[TASK GOAL] State the number of lines in the following data that contain the string "JSON", and nothing else.

INPUT RECORDS section start

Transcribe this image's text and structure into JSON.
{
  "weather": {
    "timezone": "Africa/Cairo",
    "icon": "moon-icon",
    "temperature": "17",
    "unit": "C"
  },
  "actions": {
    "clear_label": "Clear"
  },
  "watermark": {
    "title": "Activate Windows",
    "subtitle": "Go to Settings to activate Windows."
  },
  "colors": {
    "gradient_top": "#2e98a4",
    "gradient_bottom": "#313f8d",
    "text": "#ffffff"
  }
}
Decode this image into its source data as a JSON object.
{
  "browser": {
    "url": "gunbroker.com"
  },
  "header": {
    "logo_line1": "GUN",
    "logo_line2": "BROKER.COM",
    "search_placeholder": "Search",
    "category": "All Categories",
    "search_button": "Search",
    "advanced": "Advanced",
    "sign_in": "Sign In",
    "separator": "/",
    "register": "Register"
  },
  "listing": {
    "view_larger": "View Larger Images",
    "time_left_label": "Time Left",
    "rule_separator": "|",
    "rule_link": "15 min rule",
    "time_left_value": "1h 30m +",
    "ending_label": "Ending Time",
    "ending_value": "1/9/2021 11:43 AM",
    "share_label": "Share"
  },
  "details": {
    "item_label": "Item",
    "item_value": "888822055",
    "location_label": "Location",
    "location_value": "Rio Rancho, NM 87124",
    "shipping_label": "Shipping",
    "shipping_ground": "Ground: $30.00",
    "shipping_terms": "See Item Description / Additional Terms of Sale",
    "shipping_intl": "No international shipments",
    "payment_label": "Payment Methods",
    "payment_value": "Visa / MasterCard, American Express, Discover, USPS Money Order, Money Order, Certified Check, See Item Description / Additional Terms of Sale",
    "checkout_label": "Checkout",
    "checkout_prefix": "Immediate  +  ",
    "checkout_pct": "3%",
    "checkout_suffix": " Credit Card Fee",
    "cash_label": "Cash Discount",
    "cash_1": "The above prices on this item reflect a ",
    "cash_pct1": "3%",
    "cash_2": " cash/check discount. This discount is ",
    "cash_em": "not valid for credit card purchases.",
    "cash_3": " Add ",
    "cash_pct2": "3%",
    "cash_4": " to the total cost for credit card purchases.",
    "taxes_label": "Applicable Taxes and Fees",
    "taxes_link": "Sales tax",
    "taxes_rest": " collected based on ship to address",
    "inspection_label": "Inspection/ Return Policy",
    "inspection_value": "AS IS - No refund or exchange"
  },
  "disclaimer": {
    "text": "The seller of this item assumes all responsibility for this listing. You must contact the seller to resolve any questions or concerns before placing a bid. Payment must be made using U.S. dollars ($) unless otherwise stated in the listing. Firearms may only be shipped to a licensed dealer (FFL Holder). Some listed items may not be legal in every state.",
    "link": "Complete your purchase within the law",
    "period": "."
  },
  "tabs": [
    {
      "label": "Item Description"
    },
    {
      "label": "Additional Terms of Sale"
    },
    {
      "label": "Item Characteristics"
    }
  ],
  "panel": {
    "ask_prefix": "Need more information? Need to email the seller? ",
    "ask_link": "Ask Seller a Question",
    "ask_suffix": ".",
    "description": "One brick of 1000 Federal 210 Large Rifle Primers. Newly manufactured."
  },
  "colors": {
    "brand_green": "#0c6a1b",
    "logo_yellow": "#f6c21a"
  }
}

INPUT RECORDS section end

[OUTPUT FOR THIS EXERCISE] 2